**Action item:** Count the lines in the material below that contain the word "Systemadministrator" and give the number alone.

(Listed entries Opens)

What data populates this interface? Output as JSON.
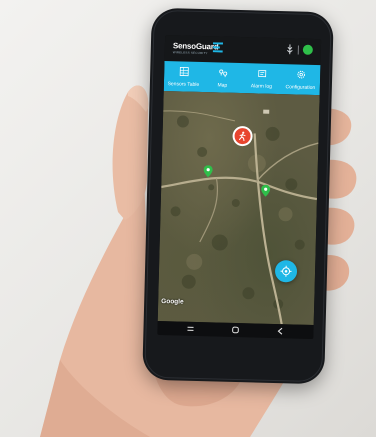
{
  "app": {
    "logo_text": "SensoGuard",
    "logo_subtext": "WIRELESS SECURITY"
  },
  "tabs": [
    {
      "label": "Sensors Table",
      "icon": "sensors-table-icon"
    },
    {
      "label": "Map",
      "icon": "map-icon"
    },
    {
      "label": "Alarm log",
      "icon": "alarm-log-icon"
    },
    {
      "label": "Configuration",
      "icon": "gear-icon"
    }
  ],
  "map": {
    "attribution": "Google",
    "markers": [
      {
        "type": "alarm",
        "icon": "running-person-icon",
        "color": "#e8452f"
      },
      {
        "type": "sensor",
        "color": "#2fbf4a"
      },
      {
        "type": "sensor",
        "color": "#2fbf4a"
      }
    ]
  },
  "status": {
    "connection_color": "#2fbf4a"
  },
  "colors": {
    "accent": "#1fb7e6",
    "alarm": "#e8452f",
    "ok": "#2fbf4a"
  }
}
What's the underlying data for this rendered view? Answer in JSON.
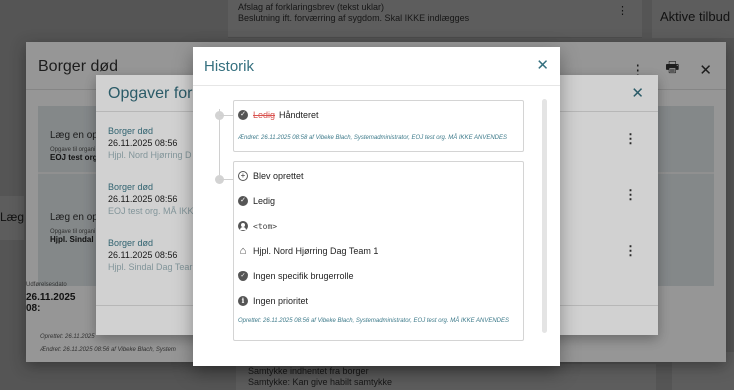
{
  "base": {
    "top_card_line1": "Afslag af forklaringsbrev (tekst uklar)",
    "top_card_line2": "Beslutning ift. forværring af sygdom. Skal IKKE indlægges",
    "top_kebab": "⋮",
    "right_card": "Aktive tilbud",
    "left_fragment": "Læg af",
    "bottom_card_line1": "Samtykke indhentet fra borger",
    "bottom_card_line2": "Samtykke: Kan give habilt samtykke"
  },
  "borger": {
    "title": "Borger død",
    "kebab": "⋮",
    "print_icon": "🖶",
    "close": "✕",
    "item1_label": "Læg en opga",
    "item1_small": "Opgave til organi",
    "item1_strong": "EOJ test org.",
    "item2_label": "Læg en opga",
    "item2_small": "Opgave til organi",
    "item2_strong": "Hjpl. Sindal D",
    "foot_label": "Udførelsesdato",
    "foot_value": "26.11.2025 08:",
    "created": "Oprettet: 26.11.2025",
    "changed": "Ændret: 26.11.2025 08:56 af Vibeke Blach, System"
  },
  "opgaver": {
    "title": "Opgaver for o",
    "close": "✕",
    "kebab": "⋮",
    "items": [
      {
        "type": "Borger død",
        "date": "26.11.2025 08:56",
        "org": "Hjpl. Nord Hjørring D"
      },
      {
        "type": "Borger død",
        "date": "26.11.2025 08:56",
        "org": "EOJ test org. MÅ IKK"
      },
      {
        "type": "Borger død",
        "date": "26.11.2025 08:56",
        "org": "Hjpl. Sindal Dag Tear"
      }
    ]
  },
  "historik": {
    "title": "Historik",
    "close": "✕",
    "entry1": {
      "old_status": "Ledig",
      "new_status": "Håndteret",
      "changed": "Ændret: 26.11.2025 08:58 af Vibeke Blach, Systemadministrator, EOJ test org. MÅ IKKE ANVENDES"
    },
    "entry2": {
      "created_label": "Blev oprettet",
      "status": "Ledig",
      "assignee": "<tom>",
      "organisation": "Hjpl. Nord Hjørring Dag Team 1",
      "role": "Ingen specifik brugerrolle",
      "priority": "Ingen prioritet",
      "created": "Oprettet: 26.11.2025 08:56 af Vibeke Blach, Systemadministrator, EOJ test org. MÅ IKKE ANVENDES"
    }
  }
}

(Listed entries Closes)

**Exercise output:** 2